The ceremony in the City Chambers lasted nearly an hour so it was a while before the Royal party emerged.  Those of us on the grassy area saw the King and Queen Consort slowly walk down the street stopping to speak to members of the crowd who eagerly shook hands with them and bunches of flowers were given to Camilla.  Again, there were shouts of “God save the King” and the Royal couple appeared happy and pleased to receive people’s welcome comments.  From where some of us were standing, Camilla walked towards the grassy area which was a slight diversion from following the King down towards the Abbey.  She had a lively conversation with people standing there which was appreciated by all.  She then turned to walk towards the Abbey.

At this point Helen left to join Moss and Roger for a welcome cup of coffee washed down with biscuits and pecan slices.  We had a cheerful chat looking back on what had been an enjoyable morning if a rather unusual patrol.

Wilma and the remaining Street Pastors stayed in the area and had conversations with school pupils (one was so delighted that the King had shaken his hand, he exclaimed “I will never wash this hand again!!”). We had conversations with parents with toddlers, and with the police.

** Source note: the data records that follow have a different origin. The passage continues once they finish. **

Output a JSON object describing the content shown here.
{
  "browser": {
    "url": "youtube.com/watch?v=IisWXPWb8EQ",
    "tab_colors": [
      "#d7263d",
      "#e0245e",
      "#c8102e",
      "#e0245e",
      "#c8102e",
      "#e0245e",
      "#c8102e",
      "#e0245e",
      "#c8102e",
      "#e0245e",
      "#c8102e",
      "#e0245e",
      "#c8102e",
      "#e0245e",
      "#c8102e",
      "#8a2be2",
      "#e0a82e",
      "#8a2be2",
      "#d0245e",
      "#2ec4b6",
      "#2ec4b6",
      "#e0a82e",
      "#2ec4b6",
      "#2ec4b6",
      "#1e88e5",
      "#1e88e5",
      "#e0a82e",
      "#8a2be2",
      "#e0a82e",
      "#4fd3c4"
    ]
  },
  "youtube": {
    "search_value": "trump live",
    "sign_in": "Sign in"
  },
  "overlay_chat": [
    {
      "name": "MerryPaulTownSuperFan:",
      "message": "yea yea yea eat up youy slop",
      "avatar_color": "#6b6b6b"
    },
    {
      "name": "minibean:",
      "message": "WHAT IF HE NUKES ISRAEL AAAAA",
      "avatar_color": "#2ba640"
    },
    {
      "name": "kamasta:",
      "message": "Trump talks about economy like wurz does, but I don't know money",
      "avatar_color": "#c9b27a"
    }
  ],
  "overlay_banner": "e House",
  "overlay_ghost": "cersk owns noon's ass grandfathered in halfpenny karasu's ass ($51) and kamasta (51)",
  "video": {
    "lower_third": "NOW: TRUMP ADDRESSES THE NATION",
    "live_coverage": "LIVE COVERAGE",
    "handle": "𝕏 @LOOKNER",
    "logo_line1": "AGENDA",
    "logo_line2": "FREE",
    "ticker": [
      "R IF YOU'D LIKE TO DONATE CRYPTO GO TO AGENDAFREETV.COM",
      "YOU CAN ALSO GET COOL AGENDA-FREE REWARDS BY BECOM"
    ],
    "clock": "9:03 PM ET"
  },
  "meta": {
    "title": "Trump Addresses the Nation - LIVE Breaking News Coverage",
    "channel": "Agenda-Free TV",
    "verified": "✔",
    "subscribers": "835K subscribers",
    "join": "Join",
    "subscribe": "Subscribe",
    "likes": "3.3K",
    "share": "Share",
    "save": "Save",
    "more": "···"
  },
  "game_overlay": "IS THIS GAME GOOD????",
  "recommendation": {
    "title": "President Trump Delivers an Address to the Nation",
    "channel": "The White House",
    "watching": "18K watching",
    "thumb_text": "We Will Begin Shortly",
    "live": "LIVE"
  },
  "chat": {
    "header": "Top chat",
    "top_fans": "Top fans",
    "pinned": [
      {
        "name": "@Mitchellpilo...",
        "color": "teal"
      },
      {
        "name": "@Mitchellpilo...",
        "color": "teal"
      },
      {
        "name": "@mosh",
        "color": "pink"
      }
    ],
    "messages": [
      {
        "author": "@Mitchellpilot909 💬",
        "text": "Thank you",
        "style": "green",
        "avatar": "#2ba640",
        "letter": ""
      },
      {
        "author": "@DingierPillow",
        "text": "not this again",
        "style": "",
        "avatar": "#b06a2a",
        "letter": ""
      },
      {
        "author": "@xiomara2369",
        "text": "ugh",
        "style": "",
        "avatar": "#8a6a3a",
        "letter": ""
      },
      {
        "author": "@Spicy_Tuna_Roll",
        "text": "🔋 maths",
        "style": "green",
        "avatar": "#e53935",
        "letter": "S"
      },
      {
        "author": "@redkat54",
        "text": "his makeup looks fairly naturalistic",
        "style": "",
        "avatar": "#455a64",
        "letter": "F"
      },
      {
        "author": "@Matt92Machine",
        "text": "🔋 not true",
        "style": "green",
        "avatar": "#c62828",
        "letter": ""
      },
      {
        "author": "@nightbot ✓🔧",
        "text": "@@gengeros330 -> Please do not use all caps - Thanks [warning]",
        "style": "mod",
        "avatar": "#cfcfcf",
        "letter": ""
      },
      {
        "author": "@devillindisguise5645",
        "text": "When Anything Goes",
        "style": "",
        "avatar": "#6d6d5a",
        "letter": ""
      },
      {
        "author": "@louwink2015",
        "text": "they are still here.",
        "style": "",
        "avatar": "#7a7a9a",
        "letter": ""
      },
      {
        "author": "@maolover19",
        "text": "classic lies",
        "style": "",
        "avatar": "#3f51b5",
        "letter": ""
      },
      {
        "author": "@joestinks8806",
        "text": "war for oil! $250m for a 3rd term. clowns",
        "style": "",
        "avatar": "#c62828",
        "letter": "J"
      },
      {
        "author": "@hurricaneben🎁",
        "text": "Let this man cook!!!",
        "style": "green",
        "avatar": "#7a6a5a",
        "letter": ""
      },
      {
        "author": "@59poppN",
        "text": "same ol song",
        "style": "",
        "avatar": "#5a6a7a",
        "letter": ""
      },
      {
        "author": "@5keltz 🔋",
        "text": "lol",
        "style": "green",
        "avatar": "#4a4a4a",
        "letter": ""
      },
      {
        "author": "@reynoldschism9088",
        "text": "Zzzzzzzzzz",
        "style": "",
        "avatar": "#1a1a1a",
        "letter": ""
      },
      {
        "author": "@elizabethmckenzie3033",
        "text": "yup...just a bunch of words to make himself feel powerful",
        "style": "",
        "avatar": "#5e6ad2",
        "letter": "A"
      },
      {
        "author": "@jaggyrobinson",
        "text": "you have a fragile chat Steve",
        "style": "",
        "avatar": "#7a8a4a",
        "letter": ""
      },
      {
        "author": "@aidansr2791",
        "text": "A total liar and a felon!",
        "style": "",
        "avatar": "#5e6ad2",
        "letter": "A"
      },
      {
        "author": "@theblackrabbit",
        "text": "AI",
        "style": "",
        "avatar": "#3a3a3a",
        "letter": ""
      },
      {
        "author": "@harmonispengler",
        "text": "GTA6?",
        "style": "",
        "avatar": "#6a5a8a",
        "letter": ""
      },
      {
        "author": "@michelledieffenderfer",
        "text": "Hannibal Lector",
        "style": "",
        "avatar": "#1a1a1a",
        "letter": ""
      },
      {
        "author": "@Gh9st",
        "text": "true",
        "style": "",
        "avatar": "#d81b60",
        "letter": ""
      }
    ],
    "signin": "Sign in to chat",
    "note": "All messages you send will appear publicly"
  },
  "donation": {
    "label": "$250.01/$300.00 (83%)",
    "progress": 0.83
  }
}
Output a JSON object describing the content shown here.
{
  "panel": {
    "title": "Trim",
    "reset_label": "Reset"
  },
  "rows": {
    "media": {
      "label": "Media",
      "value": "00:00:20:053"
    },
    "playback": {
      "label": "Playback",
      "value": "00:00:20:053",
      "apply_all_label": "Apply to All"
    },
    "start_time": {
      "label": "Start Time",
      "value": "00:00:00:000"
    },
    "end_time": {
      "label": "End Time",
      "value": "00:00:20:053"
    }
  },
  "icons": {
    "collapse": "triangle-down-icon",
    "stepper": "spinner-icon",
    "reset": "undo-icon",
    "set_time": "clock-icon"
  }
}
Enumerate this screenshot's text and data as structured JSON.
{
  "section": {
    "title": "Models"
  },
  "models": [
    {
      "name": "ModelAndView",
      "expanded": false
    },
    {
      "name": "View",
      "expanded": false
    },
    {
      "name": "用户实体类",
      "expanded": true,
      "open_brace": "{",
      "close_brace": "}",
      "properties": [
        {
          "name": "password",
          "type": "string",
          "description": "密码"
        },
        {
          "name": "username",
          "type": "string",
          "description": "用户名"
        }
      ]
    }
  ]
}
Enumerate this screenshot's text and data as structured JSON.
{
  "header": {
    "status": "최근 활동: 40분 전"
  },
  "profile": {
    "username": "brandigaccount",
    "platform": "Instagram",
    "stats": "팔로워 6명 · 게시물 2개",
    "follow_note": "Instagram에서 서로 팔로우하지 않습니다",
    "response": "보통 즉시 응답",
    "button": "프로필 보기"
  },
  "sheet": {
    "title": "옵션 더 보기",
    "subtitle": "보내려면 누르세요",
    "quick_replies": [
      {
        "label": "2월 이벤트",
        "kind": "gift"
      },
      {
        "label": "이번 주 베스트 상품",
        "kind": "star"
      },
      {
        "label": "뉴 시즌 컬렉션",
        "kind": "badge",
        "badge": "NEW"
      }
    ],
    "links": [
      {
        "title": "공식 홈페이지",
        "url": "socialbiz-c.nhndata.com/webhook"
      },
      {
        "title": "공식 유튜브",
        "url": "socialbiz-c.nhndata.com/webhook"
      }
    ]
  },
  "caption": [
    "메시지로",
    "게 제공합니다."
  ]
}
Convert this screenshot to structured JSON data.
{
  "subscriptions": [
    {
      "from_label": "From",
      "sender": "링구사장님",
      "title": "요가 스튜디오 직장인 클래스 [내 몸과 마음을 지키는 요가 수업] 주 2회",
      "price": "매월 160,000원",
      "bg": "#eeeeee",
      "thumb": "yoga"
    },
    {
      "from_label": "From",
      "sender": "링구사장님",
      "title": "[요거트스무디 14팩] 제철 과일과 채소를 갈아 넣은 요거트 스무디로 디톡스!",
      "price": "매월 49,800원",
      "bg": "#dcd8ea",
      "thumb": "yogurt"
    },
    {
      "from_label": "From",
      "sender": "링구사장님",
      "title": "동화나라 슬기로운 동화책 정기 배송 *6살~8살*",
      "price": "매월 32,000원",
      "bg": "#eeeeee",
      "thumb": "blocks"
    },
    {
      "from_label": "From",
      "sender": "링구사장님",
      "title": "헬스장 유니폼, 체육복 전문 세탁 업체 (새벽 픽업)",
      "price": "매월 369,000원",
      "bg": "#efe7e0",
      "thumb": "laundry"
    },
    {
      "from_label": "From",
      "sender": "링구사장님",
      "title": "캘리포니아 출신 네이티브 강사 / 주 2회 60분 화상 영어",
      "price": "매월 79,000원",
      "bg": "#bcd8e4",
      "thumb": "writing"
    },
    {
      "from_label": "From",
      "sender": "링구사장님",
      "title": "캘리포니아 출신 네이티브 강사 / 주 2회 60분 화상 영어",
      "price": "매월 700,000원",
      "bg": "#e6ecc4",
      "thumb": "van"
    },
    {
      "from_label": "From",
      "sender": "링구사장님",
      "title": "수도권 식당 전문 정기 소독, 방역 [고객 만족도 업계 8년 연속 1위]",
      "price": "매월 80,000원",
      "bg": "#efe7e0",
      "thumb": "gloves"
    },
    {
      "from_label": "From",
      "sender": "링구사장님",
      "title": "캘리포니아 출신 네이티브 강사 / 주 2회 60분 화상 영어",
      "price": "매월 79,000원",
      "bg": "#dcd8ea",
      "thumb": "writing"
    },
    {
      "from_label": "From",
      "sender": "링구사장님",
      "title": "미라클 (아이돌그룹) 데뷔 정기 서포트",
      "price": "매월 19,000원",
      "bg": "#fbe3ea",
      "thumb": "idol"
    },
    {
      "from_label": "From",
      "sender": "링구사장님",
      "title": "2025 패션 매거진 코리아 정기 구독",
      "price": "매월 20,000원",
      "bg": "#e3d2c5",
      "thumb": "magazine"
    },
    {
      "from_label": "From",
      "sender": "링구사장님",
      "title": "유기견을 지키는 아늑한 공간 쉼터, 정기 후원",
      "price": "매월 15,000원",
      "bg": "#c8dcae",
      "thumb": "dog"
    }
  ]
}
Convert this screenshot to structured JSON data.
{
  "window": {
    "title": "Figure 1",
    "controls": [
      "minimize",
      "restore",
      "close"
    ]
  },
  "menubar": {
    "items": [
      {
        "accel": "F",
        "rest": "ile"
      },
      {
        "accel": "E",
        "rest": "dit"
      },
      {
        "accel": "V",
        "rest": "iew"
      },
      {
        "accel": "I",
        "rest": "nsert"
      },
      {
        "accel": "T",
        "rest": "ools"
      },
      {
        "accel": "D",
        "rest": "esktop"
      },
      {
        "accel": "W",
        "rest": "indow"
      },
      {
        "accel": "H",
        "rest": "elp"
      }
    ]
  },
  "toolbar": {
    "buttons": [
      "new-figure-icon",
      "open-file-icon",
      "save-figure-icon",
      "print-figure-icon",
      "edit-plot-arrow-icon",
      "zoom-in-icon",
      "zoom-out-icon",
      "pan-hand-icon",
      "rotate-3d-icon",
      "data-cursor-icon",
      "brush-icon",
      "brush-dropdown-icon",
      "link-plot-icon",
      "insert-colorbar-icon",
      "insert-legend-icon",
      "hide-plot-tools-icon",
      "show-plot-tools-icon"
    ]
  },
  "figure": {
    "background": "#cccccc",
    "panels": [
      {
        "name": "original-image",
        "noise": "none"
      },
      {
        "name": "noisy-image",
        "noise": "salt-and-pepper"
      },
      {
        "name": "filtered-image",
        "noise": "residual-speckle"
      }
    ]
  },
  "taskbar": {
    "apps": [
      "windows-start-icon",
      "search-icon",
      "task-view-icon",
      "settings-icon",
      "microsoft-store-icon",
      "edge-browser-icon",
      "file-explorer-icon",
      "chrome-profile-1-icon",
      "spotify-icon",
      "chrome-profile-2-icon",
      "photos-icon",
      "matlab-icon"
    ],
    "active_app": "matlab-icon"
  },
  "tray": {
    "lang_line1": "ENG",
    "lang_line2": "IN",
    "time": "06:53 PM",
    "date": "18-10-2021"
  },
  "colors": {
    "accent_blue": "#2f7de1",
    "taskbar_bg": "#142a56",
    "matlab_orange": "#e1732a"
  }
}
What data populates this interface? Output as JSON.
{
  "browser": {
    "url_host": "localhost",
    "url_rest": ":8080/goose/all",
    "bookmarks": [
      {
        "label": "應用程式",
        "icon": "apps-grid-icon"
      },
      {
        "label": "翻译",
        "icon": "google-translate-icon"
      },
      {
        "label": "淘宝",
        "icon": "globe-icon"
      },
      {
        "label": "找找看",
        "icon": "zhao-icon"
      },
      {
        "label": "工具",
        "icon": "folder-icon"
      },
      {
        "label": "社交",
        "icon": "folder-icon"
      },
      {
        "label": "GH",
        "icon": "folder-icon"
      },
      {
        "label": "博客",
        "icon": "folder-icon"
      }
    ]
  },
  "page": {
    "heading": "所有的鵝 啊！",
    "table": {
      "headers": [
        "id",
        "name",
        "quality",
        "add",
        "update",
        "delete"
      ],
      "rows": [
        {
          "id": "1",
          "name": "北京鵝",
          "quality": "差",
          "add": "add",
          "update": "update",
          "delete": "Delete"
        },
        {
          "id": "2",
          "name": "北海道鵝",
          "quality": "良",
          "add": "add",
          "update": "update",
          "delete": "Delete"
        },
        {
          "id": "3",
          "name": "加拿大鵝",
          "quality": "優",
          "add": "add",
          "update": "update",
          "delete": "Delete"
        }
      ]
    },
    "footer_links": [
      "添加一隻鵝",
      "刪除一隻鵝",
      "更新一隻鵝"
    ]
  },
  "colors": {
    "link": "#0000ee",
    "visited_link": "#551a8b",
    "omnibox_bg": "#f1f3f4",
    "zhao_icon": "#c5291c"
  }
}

After a while, the King left the Abbey and we waved and cheered the Royal party. We went into a café but it was too crowded – however we did have two conversations there before we left. We went up to the High Street, stopping for a number of conversations on the way. Six of us went into the café and one SP invited a young man to join us. We had a long conversation about technology and about spiritual matters. We also had a lengthy conversation with a young man who had been a missionary in Pakistan, and a lady who had seen us on the street and came to ask what we were doing. A lady sitting at the next table also chatted with us, and as we left the café, a dog with a sore paw attracted our attention, leading to a conversation with the owners. A man in a kilt stopped us at the exit and had a number of questions for us, and we had a good conversation with him. One street pastor went shopping and although she was no longer in uniform she was approached by a lady who recognised her as a street pastor – she wanted to talk about problems she was having in her life. After few more  conversations at the bus stop, we left Dunfermline.

Helen Mulford & Wilma Aitchison

10th October 2022